Control of Guignardia Citricarpa (Kiely) to Slow the Spread of Citrus Black Spot
Control and management of citrus black spot is a major concern for citrus growers. The purpose of this research, led by Dr. Pam Roberts, is to improve disease management, reduce yield losses and slow the spread of Citrus Black Spot.
Advancing Integrated Practices for Managing Bacterial Spot in Tomato Transplants
Dr. Gary Vallad leads the team including Drs. Jeffrey Jones and Erica Goss to develop integrated management strategies to limit transplant losses and subsequent spread of bacterial pathogens in commercial transplant facilities; and also demonstrate the benefit of those approaches to reduce bacterial spot in subsequent field production.
Screening Germplasm for Bean Red Node Resistance in Snap Beans
Management of Bean Red Node requires managing the thrips vector of the virus. The purpose of this research, led by Dr. Gregg Nuessly and Dr. Nick Larsen, focuses on investigating host plant resistance. Germplasm from USDA/ARS and commercial seed supplies will be planted over two years, and monitored for thrips infestation and symptoms of virus infection.
Reducing the Threat Posed by Africanized Honey Bees to Specialty Crop Product
Africanized honey bees may pose a serious threat to both humans and wildlife species in Florida. They can colonize in building partitions, wildlife nesting boxes, tractor toolbars or drainage culverts. This project, led by Dr. Richard Raid, proposes a “Push-Pull” IPM method to relocate the bait boxes with an attempt to remediate hives with European honey bee queens.
Decision Support System for Managing Foliar Disease on Cucurbits in Florida
This research will develop and implement a decision support system (DSS) for timing fungicide applications to manage gummy stem blight, downy mildew and powdery mildew on cucurbit crops.
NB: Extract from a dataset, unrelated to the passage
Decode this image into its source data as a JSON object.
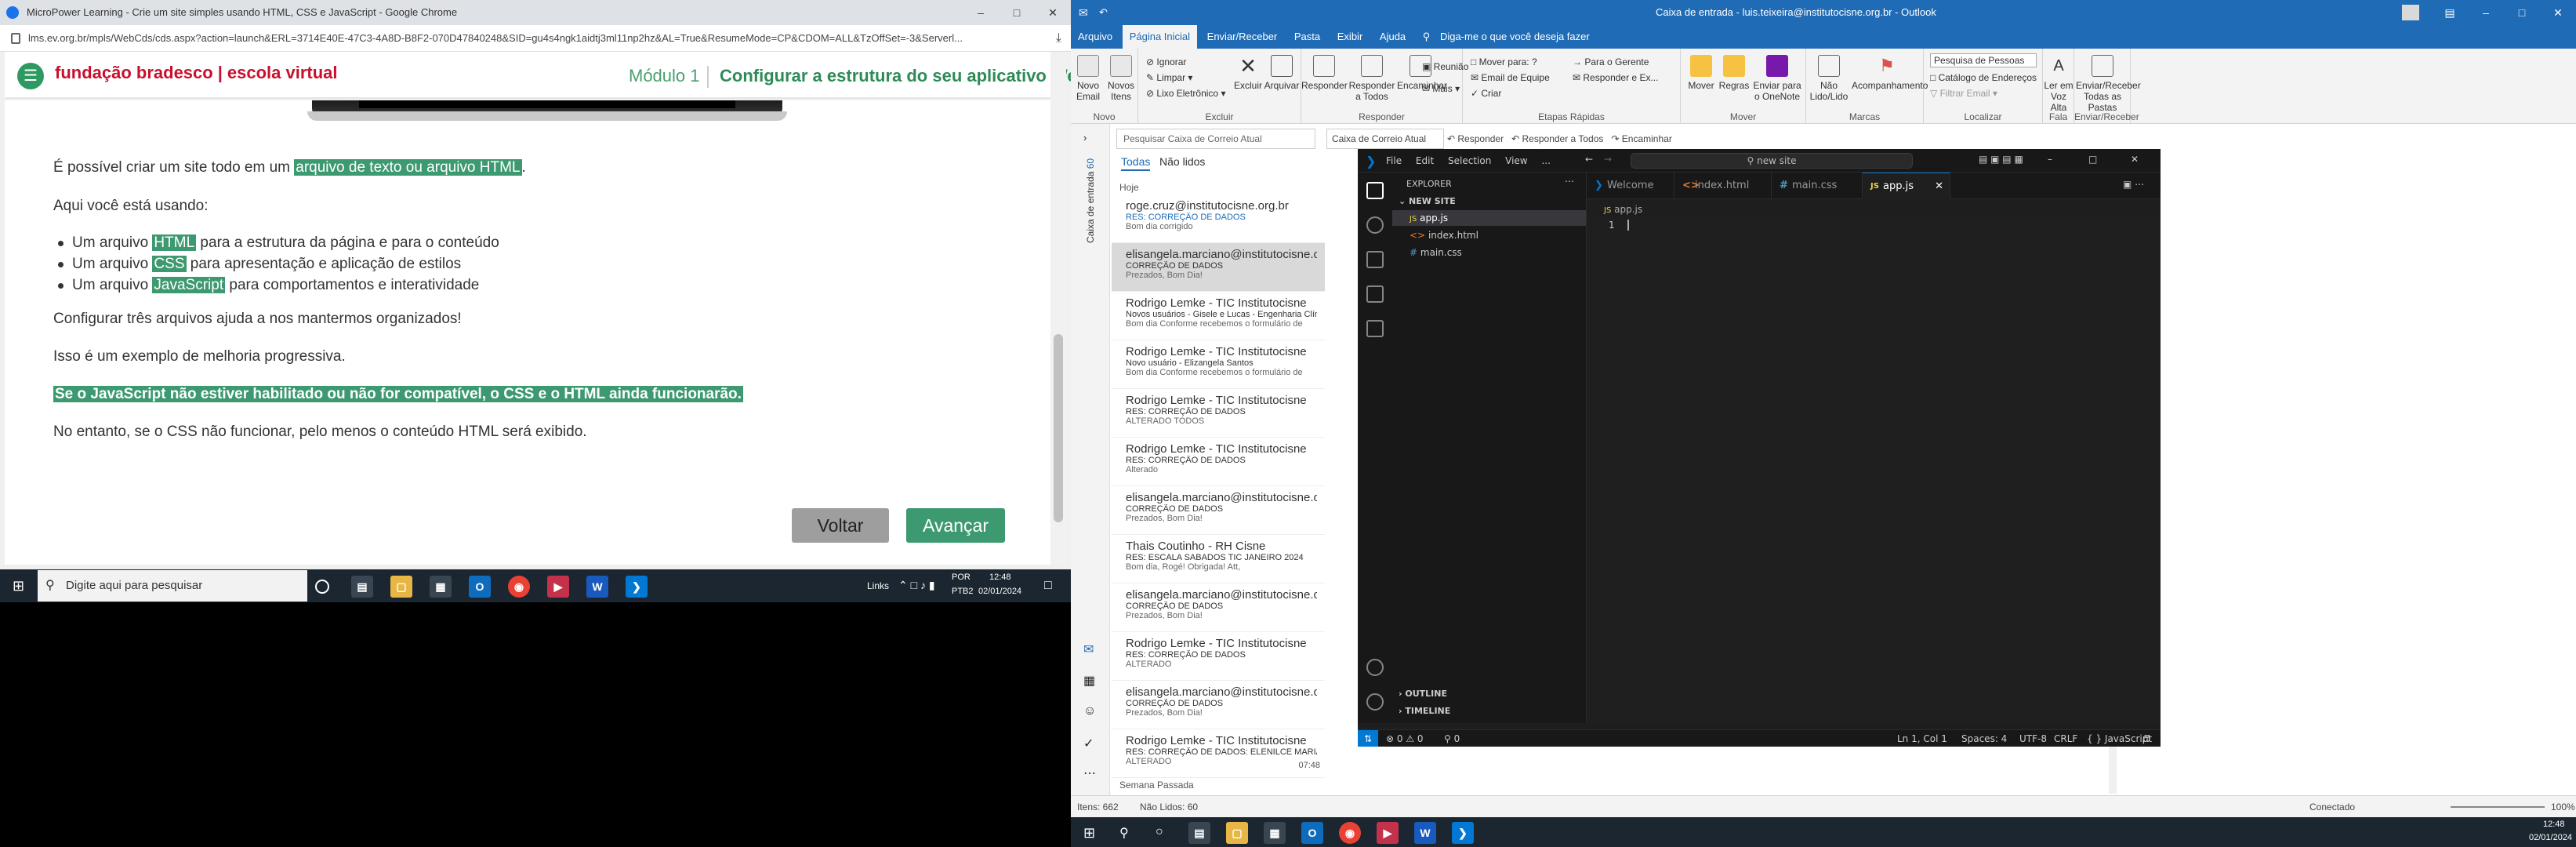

Use of the DSS will result in fewer sprays with increased disease control and significant cost savings. Researchers include Drs. Pam Roberts and Bill Turechek.
Thrips-transmitted Ilavirus in Tomatoes and Green Beans
Development of diagnostic tests, determining insect vectors and modes of transmission, spatial/temporal dynamics of viruses and vectors and control measures for virus management will be studied in this grant. The project is led by Dr. Scott Adkins, along with Drs. Joe Funderburk, Carlye Baker, Bill Turechek, Glades Crop Care, Christian Miller and Gene McAvoy.
Increasing marketing effectiveness and awareness of Florida specialty crops
Dr. Joy Rumble with UF’s Center for Public Issues and Education is the leader for this grant to increase the marketability of Florida-grown blueberries. Research will evaluate barriers to marketing among producers, barriers to consumption among consumers, and the development of a marketing plan for the industry. Other researchers include Drs. Al Wysocki and Alexa Lamm.
Weed Management Plans for Strawberry Plasticulture Production
This research will emphasize the identification of new weed management tools, the impact of double cropping or multiple us of plastic on weed populations over time, and the impact of weed management plans on grower income. Drs. Nathan Boyd and Zhengfei Guan collaborate on the study.
Temperature Management for Quality and Safe Florida Blueberries and Peaches
Dr. Steve Sargent will focus on extending postharvest quality and safety of fresh market blueberries and peaches by determining best temperature management practices, including the feasibility of novel, rapid cooling methods. Collaborators include Drs. Jeffrey Brecht, Keith Schneider and Zhengfei Guan.
Finding Viable Labor Solutions for Florida Specialty Crop Growers
Labor shortages are posing a direct threat to the industry. The objective of this project is to evaluate the extent of labor shortages and the costs and benefits of using the H2A program, focusing on the strawberry, citrus and tomato industries. Drs. Zhengfei Guan and Fritz Roka manage the project.